The reserve fared no better than the sentries or the soldiers in the support position. When roused by the sound of battle, the men of D Coy occupied the trench system which protected their tents. At first the attack came from their front and right, but as the capture of the Maxim machine gun position gave the Boer control of the Northern end of the kopje, a fresh body of the enemy attacked them from the rear. There was a short, violent struggle ; then the burghers surged forward, and hemmed in the men of D Coy so closely that many of them could not use their bayonets, and while the Boer in front seized the muzzles and pointed them in the air, those behind knocked the Royal Irish defenders down with the butts of their Mauser rifles. By this time Captain Milner was severely wounded: and the soldiers of his company, who were not killed, wounded, or prisoners ceased to be a coordinated fighting force. Singularly or in small groups they tried to make their way towards Belfast, but in the fog they stumbled across large parties of the enemy and were captured. Out of the original ninety-three officers and men of the Royal Irish on the hill only seven escaped; 86 of the brave defenders lay dead, wounded, or were in the hands of the enemy. Within half an hour after the first shot was fired the defence had been crushed completely. The only sounds to be heard on Monument Hill were the groans of the wounded and the hoarse shouts of the burghers as they collected the rifles, ammunition and sought unsuccessfully for the 4.7-in. gun, which they hoped to turn on the garrison of the town of Belfast.
When the attack began General Smith-Dorrien had only two companies (one of the Royal Irish and one of the Shropshire Light Infantry) available as reinforcements for the posts north of the line. Both companies turned out and waited for orders. Lieutenant – Colonel Spens, Shropshire Light Infantry, immediately reconnoitred towards Monument Hill, and on the way he met a soldier who reported that Captain Fosbery’s detachment had been destroyed. Halting his party, Spens went forward with a small group of men to conduct a close target recce of the kopje. He worked his way up until he reached a wire fence from which he could see the burghers teeming over the camp which they were looting. Convinced that the post was lost he withdrew, taking with him the men of two small outlying sentry positions whom the enemy had not discovered, but who, in his opinion, would inevitably be captured as soon as the fog lifted.
Botha’s scheme of manoeuvre provided for the simultaneous attack on seven posts along the railway. General Smith-Dorrien commanded a 1,700 strong force protecting a perimeter of 15 miles. The strong points were too far apart to be able to provide mutual support to each other. These attacks were duly made, but in most cases they were not serious and in no case did they fully succeed. The statistics illustrate that Belfast was the real objective of the burghers, for out of 179 casualties sustained in the defence of these seven places, 143 were incurred by the troops in the vicinity of Belfast. The Royal Irish on Monument Hill had by far the largest casualties. Of the three Officers on Monument Hill, Captain Fosbery was killed, Captain Milner was severely wounded and Lieutenant Dease was injured (both were taken prisoners). Among the ninety non-commissioned officers and privates eight were killed outright, five died of their wounds, twenty two were wounded in varying degrees of severity, and fifty-one were taken prisoner. The Boer on their side also lost heavily: in the attack on Belfast. In total fifty-eight burghers were killed, of whom fourteen fell at Monument Hill.

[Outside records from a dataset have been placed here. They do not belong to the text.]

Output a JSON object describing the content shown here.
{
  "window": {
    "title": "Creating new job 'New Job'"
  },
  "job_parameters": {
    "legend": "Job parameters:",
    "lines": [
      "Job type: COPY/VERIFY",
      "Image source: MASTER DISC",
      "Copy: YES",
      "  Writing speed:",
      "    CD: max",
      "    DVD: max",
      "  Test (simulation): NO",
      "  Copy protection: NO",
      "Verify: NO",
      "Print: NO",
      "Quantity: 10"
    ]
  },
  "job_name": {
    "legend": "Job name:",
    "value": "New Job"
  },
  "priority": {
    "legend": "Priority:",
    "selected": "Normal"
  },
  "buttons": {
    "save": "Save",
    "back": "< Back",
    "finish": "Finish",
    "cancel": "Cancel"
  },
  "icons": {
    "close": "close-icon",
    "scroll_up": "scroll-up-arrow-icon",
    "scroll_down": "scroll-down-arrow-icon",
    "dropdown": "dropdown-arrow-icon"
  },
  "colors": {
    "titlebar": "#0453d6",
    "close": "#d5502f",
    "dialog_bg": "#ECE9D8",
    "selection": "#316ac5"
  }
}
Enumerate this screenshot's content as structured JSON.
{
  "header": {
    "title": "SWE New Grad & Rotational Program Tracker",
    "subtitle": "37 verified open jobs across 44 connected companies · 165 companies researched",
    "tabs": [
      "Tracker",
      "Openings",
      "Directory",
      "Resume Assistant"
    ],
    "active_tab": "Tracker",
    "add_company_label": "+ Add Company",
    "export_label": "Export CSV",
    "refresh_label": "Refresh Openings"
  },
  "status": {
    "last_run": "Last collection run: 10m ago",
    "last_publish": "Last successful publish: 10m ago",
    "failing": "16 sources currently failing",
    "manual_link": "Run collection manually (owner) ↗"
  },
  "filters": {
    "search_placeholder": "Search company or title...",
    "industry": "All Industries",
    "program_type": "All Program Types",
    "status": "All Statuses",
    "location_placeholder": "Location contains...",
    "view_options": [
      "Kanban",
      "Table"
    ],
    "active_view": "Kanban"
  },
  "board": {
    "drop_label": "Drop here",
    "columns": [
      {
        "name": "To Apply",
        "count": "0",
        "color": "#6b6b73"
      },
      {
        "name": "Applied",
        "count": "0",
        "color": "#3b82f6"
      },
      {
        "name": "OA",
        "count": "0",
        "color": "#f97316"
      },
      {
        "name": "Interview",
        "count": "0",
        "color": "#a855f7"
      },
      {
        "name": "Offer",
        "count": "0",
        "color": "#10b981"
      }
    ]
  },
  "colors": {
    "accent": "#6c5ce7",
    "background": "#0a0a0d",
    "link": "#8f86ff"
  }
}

General Smith-Dorrien, in his report on the events of the 7th-8th of January, stated that the heavy loss in killed and wounded among the Royal Irish was “sufficient evidence that their defence was a fine one.” He specially mentioned Captain Fosbery for his “splendid work in command of the post,” adding that from all sides he heard how well this officer had behaved until he was shot down. In Force Orders, dated the 12th of January, 1901, he expressed his “appreciation of the steadiness of the Royal Irish soldiers on the morning of the 8th. He would specially mention the fine defence of the Royal Irish piquet on the kopje under the command of Captain Fosbery, until overwhelmed by vastly superior numbers after a hard fight. He regretted the losses, but does not consider them heavy, considering the determined nature of the attack. He also considers that had it not been for the fog the attack would have been much more easily repulsed.”

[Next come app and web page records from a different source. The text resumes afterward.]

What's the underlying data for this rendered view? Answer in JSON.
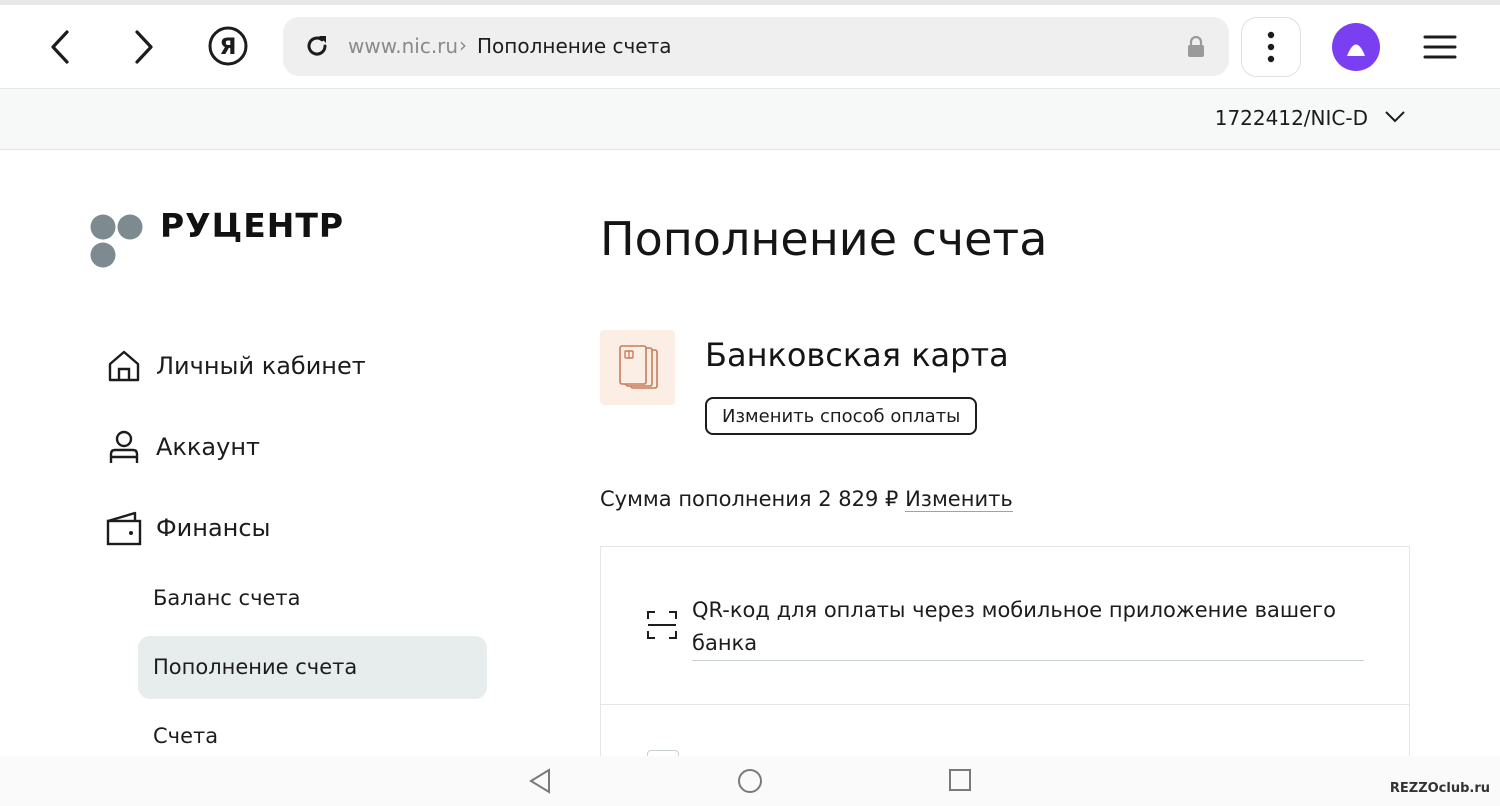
{
  "browser": {
    "url_host": "www.nic.ru",
    "url_separator": "›",
    "page_title": "Пополнение счета"
  },
  "account": {
    "id": "1722412/NIC-D"
  },
  "logo": {
    "text": "РУЦЕНТР"
  },
  "sidebar": {
    "items": [
      {
        "label": "Личный кабинет",
        "icon": "home-icon"
      },
      {
        "label": "Аккаунт",
        "icon": "user-icon"
      },
      {
        "label": "Финансы",
        "icon": "wallet-icon"
      }
    ],
    "sub_items": [
      {
        "label": "Баланс счета",
        "active": false
      },
      {
        "label": "Пополнение счета",
        "active": true
      },
      {
        "label": "Счета",
        "active": false
      }
    ]
  },
  "main": {
    "title": "Пополнение счета",
    "payment_method": "Банковская карта",
    "change_method_button": "Изменить способ оплаты",
    "amount_prefix": "Сумма пополнения 2 829 ₽",
    "amount_edit": "Изменить",
    "options": [
      {
        "label": "QR-код для оплаты через мобильное приложение вашего банка",
        "icon": "qr-scan-icon"
      }
    ]
  },
  "colors": {
    "alice_accent": "#7b3ff2",
    "card_tile_bg": "#fbeee5",
    "card_icon": "#c97b5a",
    "active_item_bg": "#e7ecec"
  },
  "watermark": "REZZOclub.ru"
}
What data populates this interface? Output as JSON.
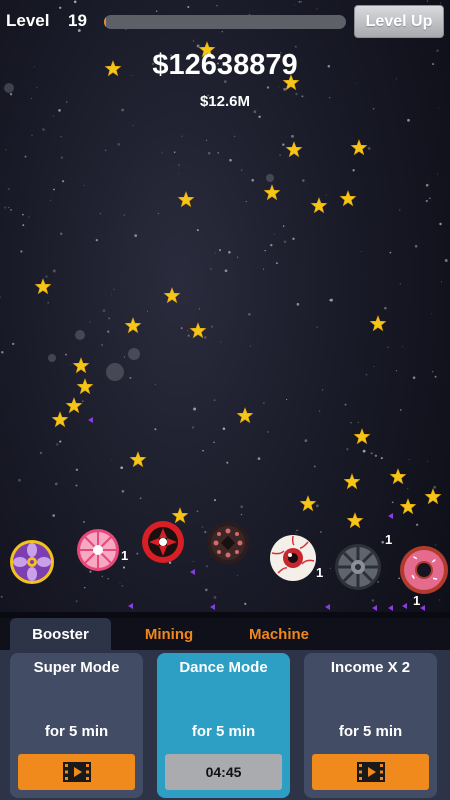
{
  "header": {
    "level_label": "Level",
    "level_value": "19",
    "level_progress": 0.01,
    "level_up_label": "Level Up"
  },
  "money": {
    "total": "$12638879",
    "rate": "$12.6M"
  },
  "machines": [
    {
      "name": "purple-flower-wheel",
      "count": ""
    },
    {
      "name": "pink-pinwheel",
      "count": "1"
    },
    {
      "name": "red-black-spinner",
      "count": ""
    },
    {
      "name": "dark-donut",
      "count": ""
    },
    {
      "name": "eyeball",
      "count": "1"
    },
    {
      "name": "grey-turbine",
      "count": "1"
    },
    {
      "name": "red-donut",
      "count": "1"
    }
  ],
  "tabs": [
    {
      "label": "Booster",
      "active": true
    },
    {
      "label": "Mining",
      "active": false
    },
    {
      "label": "Machine",
      "active": false
    }
  ],
  "boosters": [
    {
      "title": "Super Mode",
      "duration": "for 5 min",
      "button": "film-icon",
      "active": false
    },
    {
      "title": "Dance Mode",
      "duration": "for 5 min",
      "button_text": "04:45",
      "active": true
    },
    {
      "title": "Income X 2",
      "duration": "for 5 min",
      "button": "film-icon",
      "active": false
    }
  ],
  "colors": {
    "accent_orange": "#f08a1c",
    "active_card": "#2d9ec4",
    "card": "#424c64",
    "panel": "#2e3448",
    "star": "#f5c518"
  }
}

That heroic action.
The General wrote as follows of Private John Barry:
“I would especially call attention to the heroic conduct of No. 3733 Private J. Barry, Royal Irish, who seeing the machine gun surrounded by Boers seized a pick and began to smash the action, which he completed in spite of the threats of the Boers, I regret to say that the Boers in retaliation shot him dead, or I would have recommended him for a V.C.”

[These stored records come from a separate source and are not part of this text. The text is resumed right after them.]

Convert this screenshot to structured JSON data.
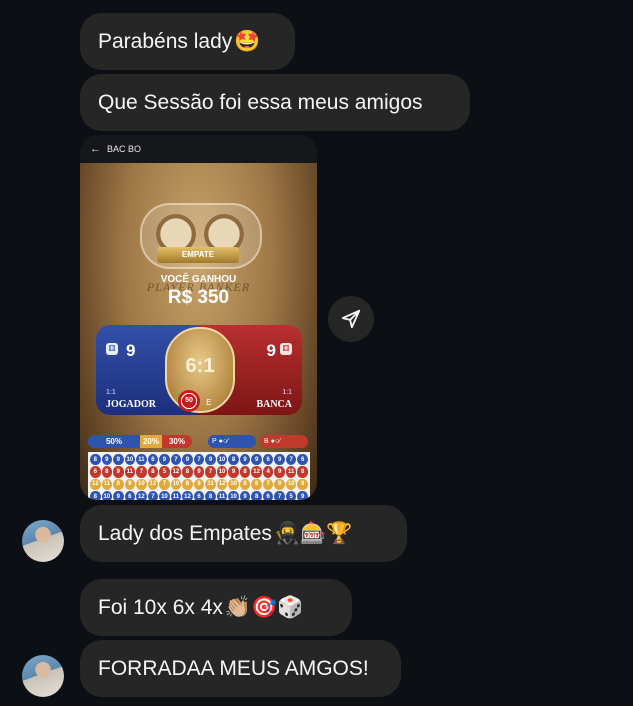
{
  "messages": [
    {
      "text": "Parabéns lady",
      "emoji": "🤩"
    },
    {
      "text": "Que Sessão foi essa meus amigos",
      "emoji": ""
    },
    {
      "text": "Lady dos Empates",
      "emoji": "🥷🎰🏆"
    },
    {
      "text": "Foi 10x 6x 4x",
      "emoji": "👏🏼🎯🎲"
    },
    {
      "text": "FORRADAA MEUS AMGOS!",
      "emoji": ""
    }
  ],
  "shared_image": {
    "header": {
      "back_icon": "arrow-left-icon",
      "title": "BAC BO"
    },
    "result_banner": "EMPATE",
    "win_label": "VOCÊ GANHOU",
    "win_amount": "R$ 350",
    "background_text": "PLAYER BANKER",
    "player": {
      "score": "9",
      "ratio": "1:1",
      "name": "JOGADOR"
    },
    "banker": {
      "score": "9",
      "ratio": "1:1",
      "name": "BANCA"
    },
    "tie": {
      "odds": "6:1",
      "chip_value": "50",
      "letters": "E E"
    },
    "percent": {
      "player": "50%",
      "tie": "20%",
      "banker": "30%"
    },
    "roads": {
      "player": "P",
      "banker": "B"
    },
    "history": [
      [
        "8",
        "9",
        "9",
        "10",
        "11",
        "6",
        "9",
        "7",
        "9",
        "7",
        "9",
        "10",
        "8",
        "9",
        "9",
        "6",
        "9",
        "7",
        "6"
      ],
      [
        "6",
        "8",
        "9",
        "11",
        "7",
        "8",
        "5",
        "12",
        "8",
        "9",
        "7",
        "10",
        "9",
        "8",
        "12",
        "4",
        "9",
        "11",
        "8"
      ],
      [
        "12",
        "11",
        "8",
        "9",
        "10",
        "12",
        "7",
        "10",
        "8",
        "9",
        "11",
        "12",
        "10",
        "8",
        "6",
        "7",
        "9",
        "10",
        "9"
      ],
      [
        "8",
        "10",
        "9",
        "6",
        "12",
        "7",
        "10",
        "11",
        "12",
        "6",
        "8",
        "11",
        "10",
        "9",
        "8",
        "6",
        "7",
        "5",
        "9"
      ],
      [
        "7",
        "6",
        "8",
        "10",
        "7",
        "7",
        "8",
        "9",
        "8",
        "8",
        "9",
        "10",
        "7",
        "8",
        "9",
        "7",
        "7",
        "8",
        "9"
      ],
      [
        "12",
        "9",
        "8",
        "12",
        "9",
        "10",
        "10",
        "8",
        "9",
        "5",
        "12",
        "9",
        "10",
        "8",
        "8",
        "6",
        "9",
        "10",
        "8"
      ]
    ],
    "colors": {
      "player": "#2f54b0",
      "banker": "#c0392b",
      "tie": "#e0a93a"
    }
  },
  "share_icon": "send-icon",
  "avatar_icon": "user-avatar"
}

The War Office decided to award this honourable decoration to John Barry, although he was not alive to wear it, and it was presented to his widow to be held as a treasured heirloom in Barry’s family. Thus, for the third time since the Order of the Victoria Cross was instituted, a member of the Royal Irish Regiment was to win this, the highest possible prize for valour in the British army.
His citation published in the London gazette on the 8th August 1902 reads
No. 3733 Private J. Barry, 1st Battalion Royal Irish Regiment. During the night attack on the 7th and 8th January, 1901, on Monument Hill, Private Barry, although surrounded and threatened by the Boers at the time, smashed the breach of the Maxim gun, thus rendering: it useless to its captors, and it was in doing this splendid act for his country that he met his death.
With the passage of time Pte John Barry has been relatively forgotten in his native City. His act of heroism shows the absolute selflessness he displayed, which undoubtedly saved many British soldiers lives. Had the weapon been captured intact it would have been deployed by the Boer commandos in future operations. In fact the Maxim machine gun would be retaken by the R I Regt four months later still unrepaired. The Maxim is now located in the National Museum in Collins Bks Dublin. Pte Barry is buried in a military plot in Belfast, Transvaal, South Africa
Pte Barry’s medal group has changed hands a number of times it is now located in the Lord Ashcroft Collection in the Imperial war museum in London. It was purchased at auction for £85,000. The medal group includes the Victoria Cross, the reverse of the suspension bar inscribed ‘Private J. Barry, Royal Irish Regiment’, the reverse centre of the cross dated ‘8th Jany. 1901‘, together with Hancocks’ & Co card box of issue; India General Service 1895-1902, 2 clasps, Punjab Frontier 1897-98, Samana 1897 (3733 Pte., 2d Bn. Ryl. Ir. Regt.); Queen’s South Africa 1899-1902, 3 clasps, Cape Colony, Wittebergen, Belfast (3733 Pte., 1st Rl. Irish Regt.) minor edge bruises and nicks to the campaign medals (figure 16).
In the loyal traditions of The 18th Royal Irish Regiment, Pte Barry made the ultimate sacrifice. Being a veteran of 12 years service and having seen active service in India, he understood the capability of the weapon he was crewing and its lethal potential. Soldiers like him, Lance-Corporal Dowie, their Commanding Officer Captain Fosbery and the other soldiers deployed on Monument hill on that fateful night epitomise the ethos and espirit de corps of the Regiment. Like their ancestors who stormed through the breach in the Citadel of Namur in 1695, the brave men who defended the hill on the night of the 7-8 of January 1901 made the ultimate sacrifice in the true traditions of the Regiment.